■ Data ■
▬▬▬▬▬▬▬▬▬▬

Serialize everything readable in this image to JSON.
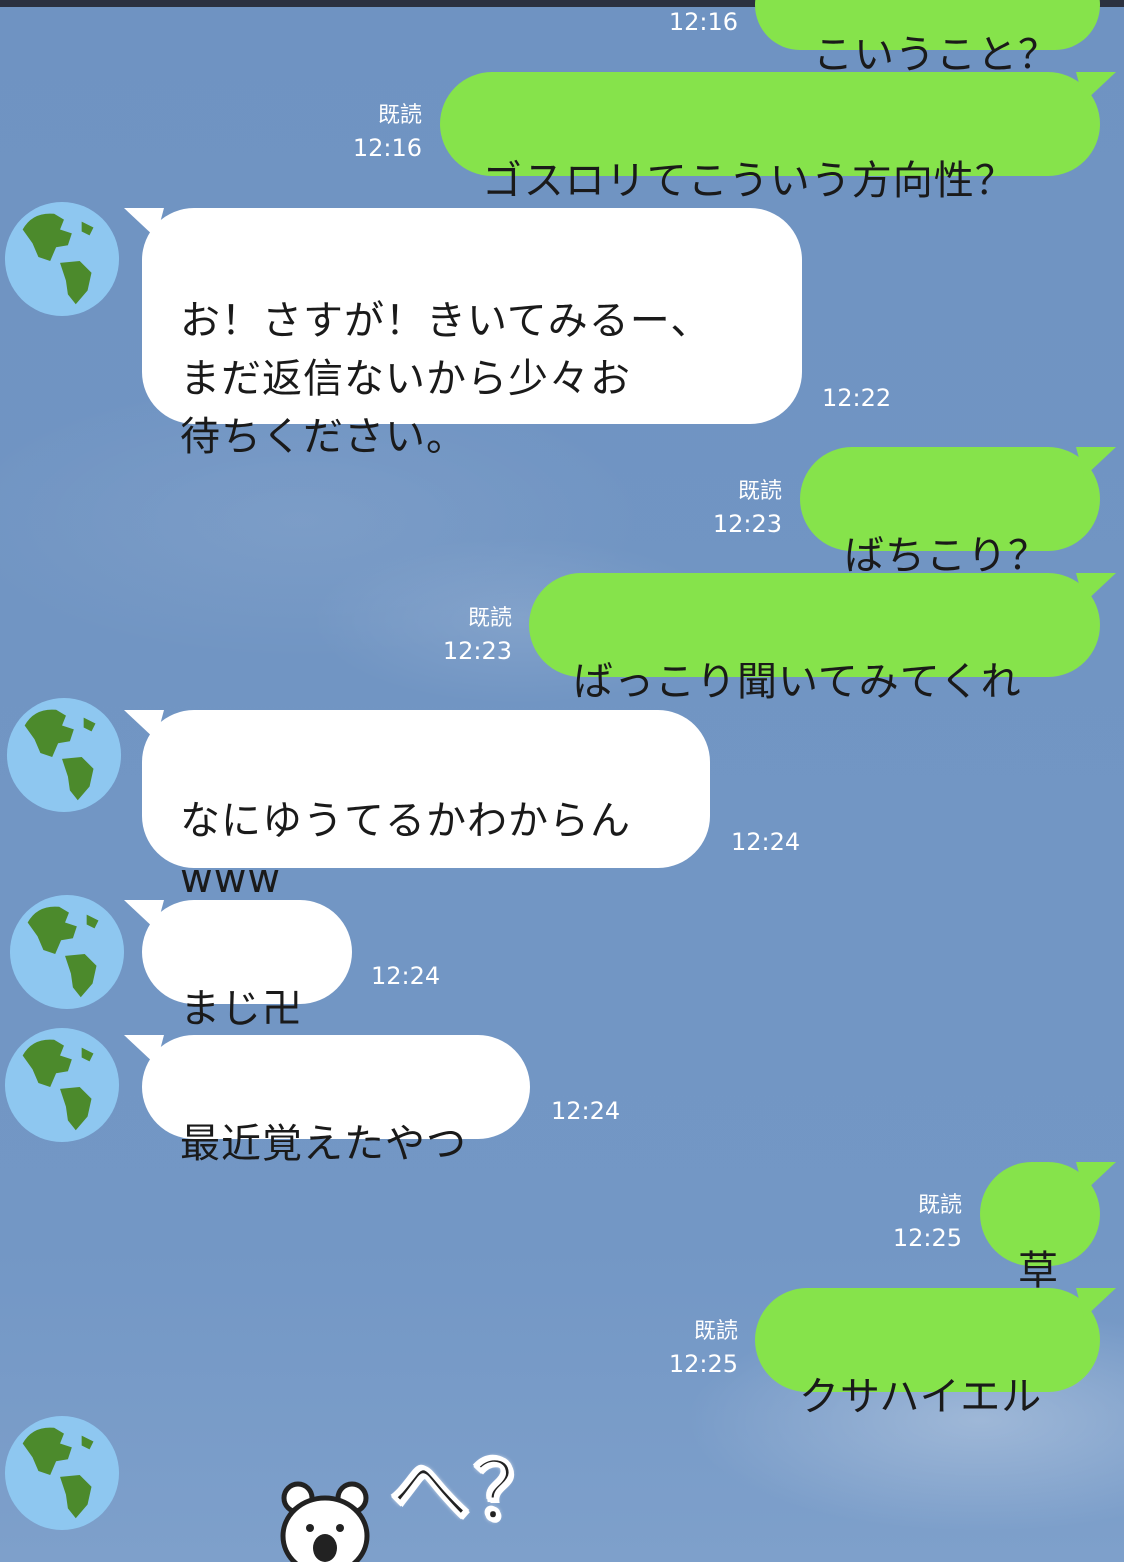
{
  "messages": [
    {
      "side": "me",
      "text": "こいうこと？",
      "read": "",
      "time": "12:16"
    },
    {
      "side": "me",
      "text": "ゴスロリてこういう方向性？",
      "read": "既読",
      "time": "12:16"
    },
    {
      "side": "them",
      "text": "お！さすが！きいてみるー、\nまだ返信ないから少々お\n待ちください。",
      "time": "12:22"
    },
    {
      "side": "me",
      "text": "ばちこり？",
      "read": "既読",
      "time": "12:23"
    },
    {
      "side": "me",
      "text": "ばっこり聞いてみてくれ",
      "read": "既読",
      "time": "12:23"
    },
    {
      "side": "them",
      "text": "なにゆうてるかわからん\nwww",
      "time": "12:24"
    },
    {
      "side": "them",
      "text": "まじ卍",
      "time": "12:24"
    },
    {
      "side": "them",
      "text": "最近覚えたやつ",
      "time": "12:24"
    },
    {
      "side": "me",
      "text": "草",
      "read": "既読",
      "time": "12:25"
    },
    {
      "side": "me",
      "text": "クサハイエル",
      "read": "既読",
      "time": "12:25"
    }
  ],
  "sticker": {
    "text": "へ？",
    "icon": "bear-sticker-icon"
  },
  "avatar_icon": "earth-globe-icon",
  "colors": {
    "my_bubble": "#86e34b",
    "their_bubble": "#ffffff",
    "background": "#7195c3"
  }
}
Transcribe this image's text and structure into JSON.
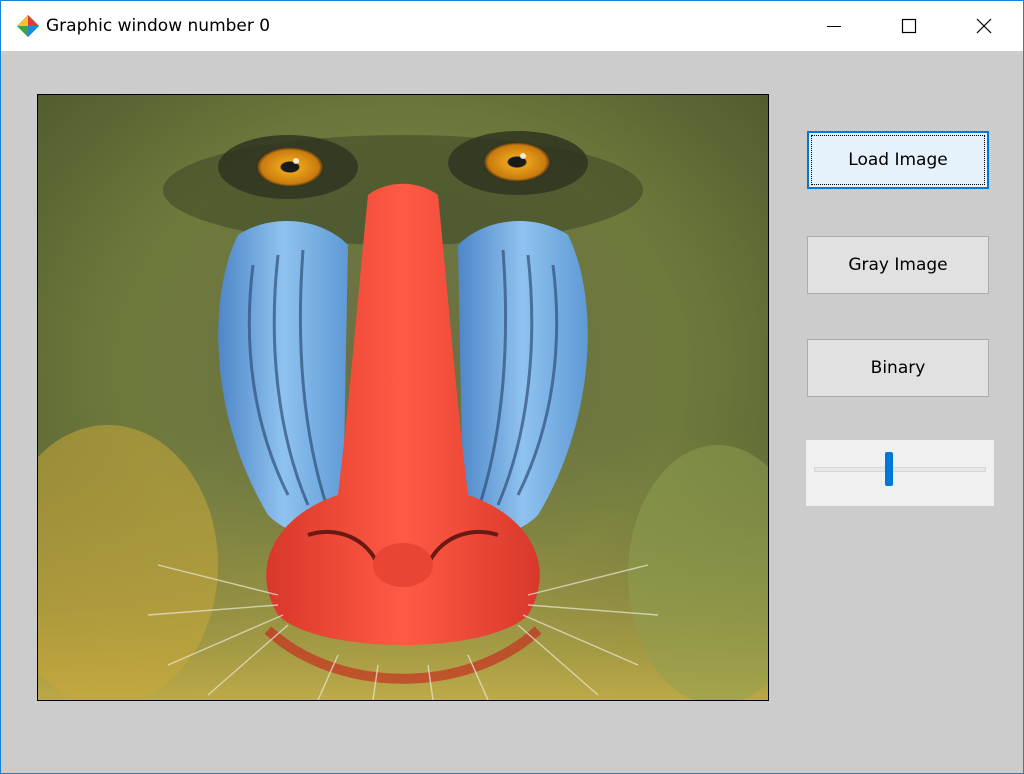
{
  "window": {
    "title": "Graphic window number 0",
    "app_icon": "scilab-diamond-icon",
    "controls": {
      "minimize_icon": "minimize-icon",
      "maximize_icon": "maximize-icon",
      "close_icon": "close-icon"
    }
  },
  "image": {
    "subject": "mandrill",
    "alt": "Mandrill"
  },
  "buttons": {
    "load_label": "Load Image",
    "gray_label": "Gray Image",
    "binary_label": "Binary"
  },
  "slider": {
    "value_fraction": 0.44
  },
  "colors": {
    "window_border": "#1883d7",
    "client_bg": "#cccccc",
    "accent": "#0078d7",
    "button_bg": "#e1e1e1",
    "focused_button_bg": "#e5f1fb"
  }
}
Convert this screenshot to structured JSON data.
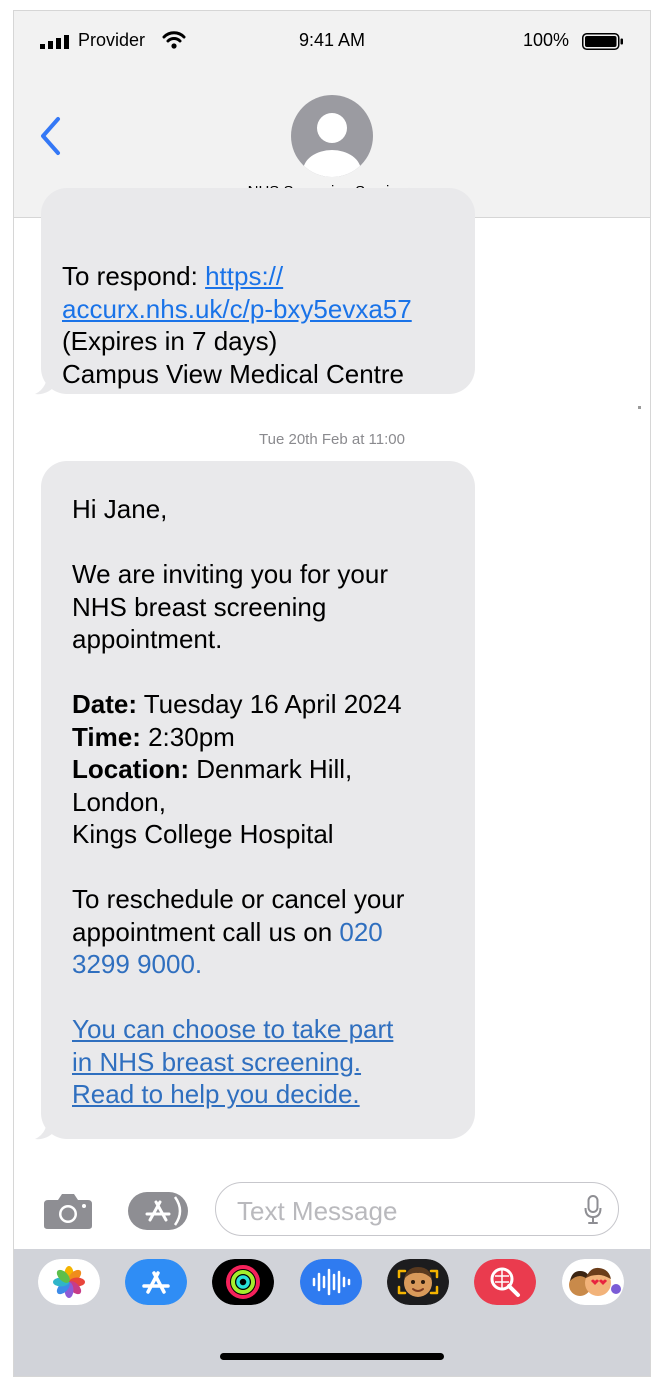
{
  "status_bar": {
    "provider": "Provider",
    "time": "9:41 AM",
    "battery": "100%"
  },
  "header": {
    "contact_name": "NHS Screening Service",
    "contact_chevron": ">"
  },
  "messages": {
    "first": {
      "respond_label": "To respond: ",
      "link_line1": "https://",
      "link_line2": "accurx.nhs.uk/c/p-bxy5evxa57",
      "expires": "(Expires in 7 days)",
      "sender": "Campus View Medical Centre"
    },
    "timestamp": "Tue 20th Feb at 11:00",
    "second": {
      "greeting": "Hi Jane,",
      "intro_line1": "We are inviting you for your",
      "intro_line2": "NHS breast screening",
      "intro_line3": "appointment.",
      "date_label": "Date:",
      "date_value": " Tuesday 16 April 2024",
      "time_label": "Time:",
      "time_value": " 2:30pm",
      "location_label": "Location:",
      "location_value": " Denmark Hill,",
      "location_line2": "London,",
      "location_line3": "Kings College Hospital",
      "reschedule_line1": "To reschedule or cancel your",
      "reschedule_line2": "appointment call us on ",
      "phone_part1": "020",
      "phone_part2": "3299 9000.",
      "choice_line1": "You can choose to take part",
      "choice_line2": "in NHS breast screening.",
      "choice_line3": "Read to help you decide."
    }
  },
  "input": {
    "placeholder": "Text Message"
  },
  "app_tray": {
    "apps": [
      "photos-app",
      "app-store-app",
      "activity-app",
      "audio-messages-app",
      "memoji-app",
      "search-images-app",
      "memoji-stickers-app"
    ]
  },
  "colors": {
    "link_blue": "#1a73e8",
    "bubble_gray": "#e9e9eb",
    "ios_blue": "#3478f6",
    "tray_gray": "#d1d3d9"
  }
}
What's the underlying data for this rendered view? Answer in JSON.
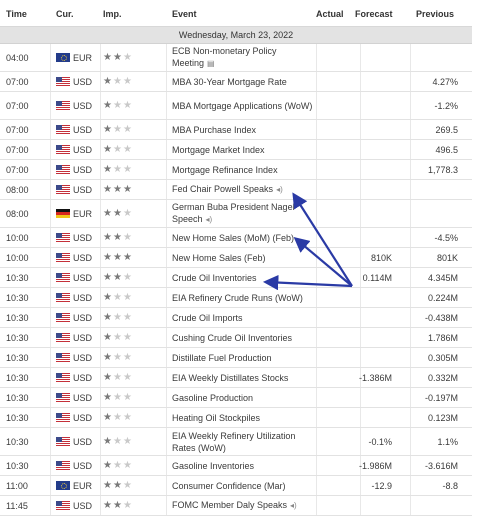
{
  "header": {
    "time": "Time",
    "currency": "Cur.",
    "importance": "Imp.",
    "event": "Event",
    "actual": "Actual",
    "forecast": "Forecast",
    "previous": "Previous"
  },
  "date_label": "Wednesday, March 23, 2022",
  "colors": {
    "arrow": "#2a3aa5",
    "date_row_bg": "#e3e3e3"
  },
  "rows": [
    {
      "time": "04:00",
      "flag": "eur",
      "cur": "EUR",
      "stars": 2,
      "event": "ECB Non-monetary Policy Meeting",
      "icon": "document-icon",
      "actual": "",
      "forecast": "",
      "previous": ""
    },
    {
      "time": "07:00",
      "flag": "usa",
      "cur": "USD",
      "stars": 1,
      "event": "MBA 30-Year Mortgage Rate",
      "icon": "",
      "actual": "",
      "forecast": "",
      "previous": "4.27%"
    },
    {
      "time": "07:00",
      "flag": "usa",
      "cur": "USD",
      "stars": 1,
      "event": "MBA Mortgage Applications (WoW)",
      "icon": "",
      "actual": "",
      "forecast": "",
      "previous": "-1.2%"
    },
    {
      "time": "07:00",
      "flag": "usa",
      "cur": "USD",
      "stars": 1,
      "event": "MBA Purchase Index",
      "icon": "",
      "actual": "",
      "forecast": "",
      "previous": "269.5"
    },
    {
      "time": "07:00",
      "flag": "usa",
      "cur": "USD",
      "stars": 1,
      "event": "Mortgage Market Index",
      "icon": "",
      "actual": "",
      "forecast": "",
      "previous": "496.5"
    },
    {
      "time": "07:00",
      "flag": "usa",
      "cur": "USD",
      "stars": 1,
      "event": "Mortgage Refinance Index",
      "icon": "",
      "actual": "",
      "forecast": "",
      "previous": "1,778.3"
    },
    {
      "time": "08:00",
      "flag": "usa",
      "cur": "USD",
      "stars": 3,
      "event": "Fed Chair Powell Speaks",
      "icon": "speaker-icon",
      "actual": "",
      "forecast": "",
      "previous": ""
    },
    {
      "time": "08:00",
      "flag": "ger",
      "cur": "EUR",
      "stars": 2,
      "event": "German Buba President Nagel Speech",
      "icon": "speaker-icon",
      "actual": "",
      "forecast": "",
      "previous": ""
    },
    {
      "time": "10:00",
      "flag": "usa",
      "cur": "USD",
      "stars": 2,
      "event": "New Home Sales (MoM) (Feb)",
      "icon": "",
      "actual": "",
      "forecast": "",
      "previous": "-4.5%"
    },
    {
      "time": "10:00",
      "flag": "usa",
      "cur": "USD",
      "stars": 3,
      "event": "New Home Sales (Feb)",
      "icon": "",
      "actual": "",
      "forecast": "810K",
      "previous": "801K"
    },
    {
      "time": "10:30",
      "flag": "usa",
      "cur": "USD",
      "stars": 2,
      "event": "Crude Oil Inventories",
      "icon": "",
      "actual": "",
      "forecast": "0.114M",
      "previous": "4.345M"
    },
    {
      "time": "10:30",
      "flag": "usa",
      "cur": "USD",
      "stars": 1,
      "event": "EIA Refinery Crude Runs (WoW)",
      "icon": "",
      "actual": "",
      "forecast": "",
      "previous": "0.224M"
    },
    {
      "time": "10:30",
      "flag": "usa",
      "cur": "USD",
      "stars": 1,
      "event": "Crude Oil Imports",
      "icon": "",
      "actual": "",
      "forecast": "",
      "previous": "-0.438M"
    },
    {
      "time": "10:30",
      "flag": "usa",
      "cur": "USD",
      "stars": 1,
      "event": "Cushing Crude Oil Inventories",
      "icon": "",
      "actual": "",
      "forecast": "",
      "previous": "1.786M"
    },
    {
      "time": "10:30",
      "flag": "usa",
      "cur": "USD",
      "stars": 1,
      "event": "Distillate Fuel Production",
      "icon": "",
      "actual": "",
      "forecast": "",
      "previous": "0.305M"
    },
    {
      "time": "10:30",
      "flag": "usa",
      "cur": "USD",
      "stars": 1,
      "event": "EIA Weekly Distillates Stocks",
      "icon": "",
      "actual": "",
      "forecast": "-1.386M",
      "previous": "0.332M"
    },
    {
      "time": "10:30",
      "flag": "usa",
      "cur": "USD",
      "stars": 1,
      "event": "Gasoline Production",
      "icon": "",
      "actual": "",
      "forecast": "",
      "previous": "-0.197M"
    },
    {
      "time": "10:30",
      "flag": "usa",
      "cur": "USD",
      "stars": 1,
      "event": "Heating Oil Stockpiles",
      "icon": "",
      "actual": "",
      "forecast": "",
      "previous": "0.123M"
    },
    {
      "time": "10:30",
      "flag": "usa",
      "cur": "USD",
      "stars": 1,
      "event": "EIA Weekly Refinery Utilization Rates (WoW)",
      "icon": "",
      "actual": "",
      "forecast": "-0.1%",
      "previous": "1.1%"
    },
    {
      "time": "10:30",
      "flag": "usa",
      "cur": "USD",
      "stars": 1,
      "event": "Gasoline Inventories",
      "icon": "",
      "actual": "",
      "forecast": "-1.986M",
      "previous": "-3.616M"
    },
    {
      "time": "11:00",
      "flag": "eur",
      "cur": "EUR",
      "stars": 2,
      "event": "Consumer Confidence (Mar)",
      "icon": "",
      "actual": "",
      "forecast": "-12.9",
      "previous": "-8.8"
    },
    {
      "time": "11:45",
      "flag": "usa",
      "cur": "USD",
      "stars": 2,
      "event": "FOMC Member Daly Speaks",
      "icon": "speaker-icon",
      "actual": "",
      "forecast": "",
      "previous": ""
    }
  ]
}
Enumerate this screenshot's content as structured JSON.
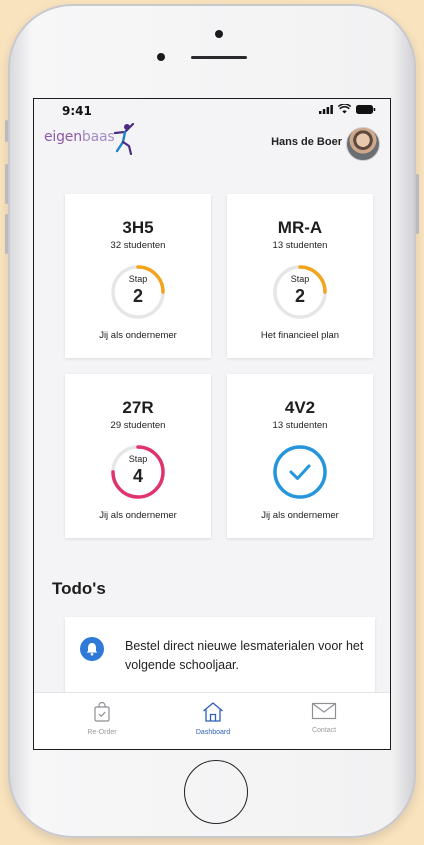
{
  "status_bar": {
    "time": "9:41"
  },
  "header": {
    "logo_part1": "eigen",
    "logo_part2": "baas",
    "user_name": "Hans de Boer"
  },
  "cards": [
    {
      "code": "3H5",
      "students": "32 studenten",
      "step_label": "Stap",
      "step": "2",
      "description": "Jij als ondernemer",
      "progress": 0.25,
      "color": "#f2a51c"
    },
    {
      "code": "MR-A",
      "students": "13 studenten",
      "step_label": "Stap",
      "step": "2",
      "description": "Het financieel plan",
      "progress": 0.25,
      "color": "#f2a51c"
    },
    {
      "code": "27R",
      "students": "29 studenten",
      "step_label": "Stap",
      "step": "4",
      "description": "Jij als ondernemer",
      "progress": 0.75,
      "color": "#e0336f"
    },
    {
      "code": "4V2",
      "students": "13 studenten",
      "description": "Jij als ondernemer",
      "progress": 1.0,
      "color": "#2596dc",
      "completed": true
    }
  ],
  "todos": {
    "title": "Todo's",
    "items": [
      {
        "text": "Bestel direct nieuwe lesmaterialen voor het volgende schooljaar.",
        "icon": "bell-icon"
      }
    ]
  },
  "tabbar": {
    "items": [
      {
        "label": "Re-Order",
        "icon": "shopping-bag-icon",
        "active": false
      },
      {
        "label": "Dashboard",
        "icon": "home-icon",
        "active": true
      },
      {
        "label": "Contact",
        "icon": "mail-icon",
        "active": false
      }
    ]
  },
  "colors": {
    "accent": "#2f5fb8",
    "background": "#f9e3be"
  }
}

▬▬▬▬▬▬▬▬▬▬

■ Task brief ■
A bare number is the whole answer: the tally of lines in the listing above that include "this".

■ Written answer ■
5